Records drawn from a dataset:

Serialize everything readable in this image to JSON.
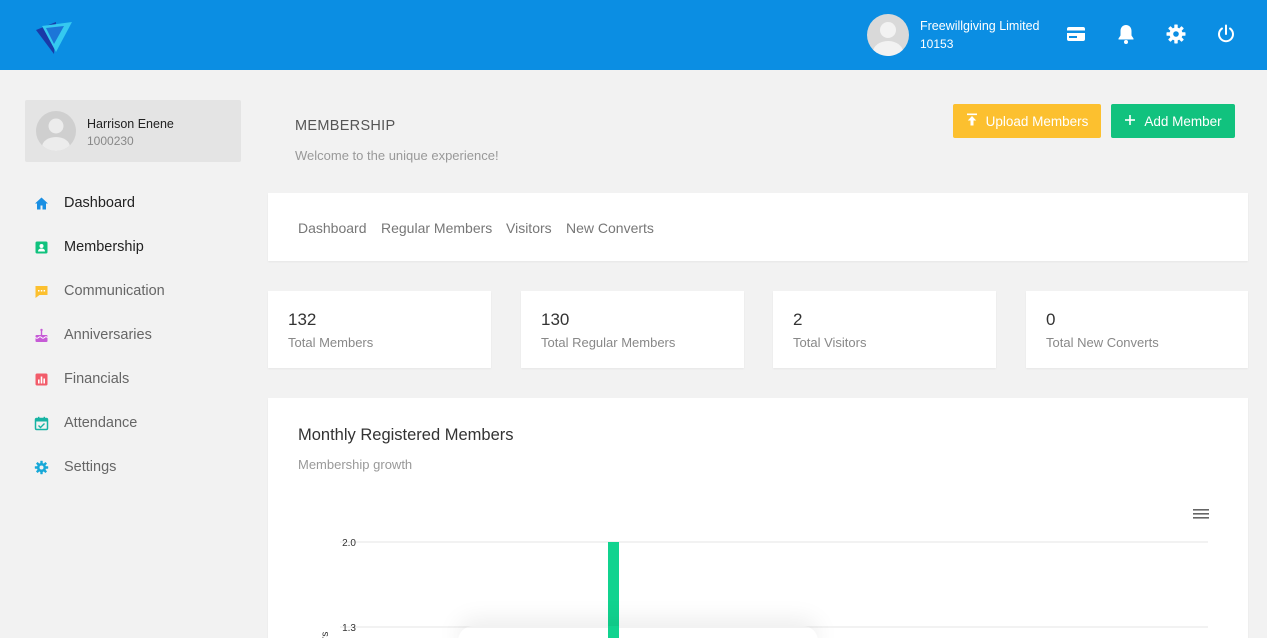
{
  "header": {
    "org_name": "Freewillgiving Limited",
    "org_id": "10153",
    "icons": [
      "credit-card-icon",
      "bell-icon",
      "gear-icon",
      "power-icon"
    ]
  },
  "profile": {
    "name": "Harrison Enene",
    "id": "1000230"
  },
  "sidebar": {
    "items": [
      {
        "label": "Dashboard",
        "icon": "home-icon",
        "color": "#1a8fe3"
      },
      {
        "label": "Membership",
        "icon": "contact-icon",
        "color": "#11c27e"
      },
      {
        "label": "Communication",
        "icon": "chat-icon",
        "color": "#fcc02f"
      },
      {
        "label": "Anniversaries",
        "icon": "cake-icon",
        "color": "#c65bd6"
      },
      {
        "label": "Financials",
        "icon": "bar-chart-icon",
        "color": "#f25c6a"
      },
      {
        "label": "Attendance",
        "icon": "calendar-check-icon",
        "color": "#17b3a3"
      },
      {
        "label": "Settings",
        "icon": "gear-icon",
        "color": "#17a8d8"
      }
    ]
  },
  "page": {
    "title": "MEMBERSHIP",
    "subtitle": "Welcome to the unique experience!"
  },
  "actions": {
    "upload_label": "Upload Members",
    "add_label": "Add Member",
    "upload_color": "#fcc02f",
    "add_color": "#11c27e"
  },
  "tabs": [
    "Dashboard",
    "Regular Members",
    "Visitors",
    "New Converts"
  ],
  "stats": [
    {
      "value": "132",
      "label": "Total Members"
    },
    {
      "value": "130",
      "label": "Total Regular Members"
    },
    {
      "value": "2",
      "label": "Total Visitors"
    },
    {
      "value": "0",
      "label": "Total New Converts"
    }
  ],
  "chart": {
    "title": "Monthly Registered Members",
    "subtitle": "Membership growth"
  },
  "chart_data": {
    "type": "bar",
    "title": "Monthly Registered Members",
    "subtitle": "Membership growth",
    "y_ticks": [
      "2.0",
      "1.3"
    ],
    "ylabel_fragment": "rs",
    "ylim": [
      0,
      2.0
    ],
    "series": [
      {
        "values": [
          2.0
        ],
        "color": "#11d38f"
      }
    ],
    "grid": true
  }
}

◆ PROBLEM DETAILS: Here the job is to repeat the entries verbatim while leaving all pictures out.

◆ RESPONSE AREA:
Serialize everything readable in this image to JSON.
{
  "header": {
    "org_name": "Freewillgiving Limited",
    "org_id": "10153",
    "icons": [
      "credit-card-icon",
      "bell-icon",
      "gear-icon",
      "power-icon"
    ]
  },
  "profile": {
    "name": "Harrison Enene",
    "id": "1000230"
  },
  "sidebar": {
    "items": [
      {
        "label": "Dashboard",
        "icon": "home-icon",
        "color": "#1a8fe3"
      },
      {
        "label": "Membership",
        "icon": "contact-icon",
        "color": "#11c27e"
      },
      {
        "label": "Communication",
        "icon": "chat-icon",
        "color": "#fcc02f"
      },
      {
        "label": "Anniversaries",
        "icon": "cake-icon",
        "color": "#c65bd6"
      },
      {
        "label": "Financials",
        "icon": "bar-chart-icon",
        "color": "#f25c6a"
      },
      {
        "label": "Attendance",
        "icon": "calendar-check-icon",
        "color": "#17b3a3"
      },
      {
        "label": "Settings",
        "icon": "gear-icon",
        "color": "#17a8d8"
      }
    ]
  },
  "page": {
    "title": "MEMBERSHIP",
    "subtitle": "Welcome to the unique experience!"
  },
  "actions": {
    "upload_label": "Upload Members",
    "add_label": "Add Member",
    "upload_color": "#fcc02f",
    "add_color": "#11c27e"
  },
  "tabs": [
    "Dashboard",
    "Regular Members",
    "Visitors",
    "New Converts"
  ],
  "stats": [
    {
      "value": "132",
      "label": "Total Members"
    },
    {
      "value": "130",
      "label": "Total Regular Members"
    },
    {
      "value": "2",
      "label": "Total Visitors"
    },
    {
      "value": "0",
      "label": "Total New Converts"
    }
  ],
  "chart": {
    "title": "Monthly Registered Members",
    "subtitle": "Membership growth"
  },
  "chart_data": {
    "type": "bar",
    "title": "Monthly Registered Members",
    "subtitle": "Membership growth",
    "y_ticks": [
      "2.0",
      "1.3"
    ],
    "ylabel_fragment": "rs",
    "ylim": [
      0,
      2.0
    ],
    "series": [
      {
        "values": [
          2.0
        ],
        "color": "#11d38f"
      }
    ],
    "grid": true
  }
}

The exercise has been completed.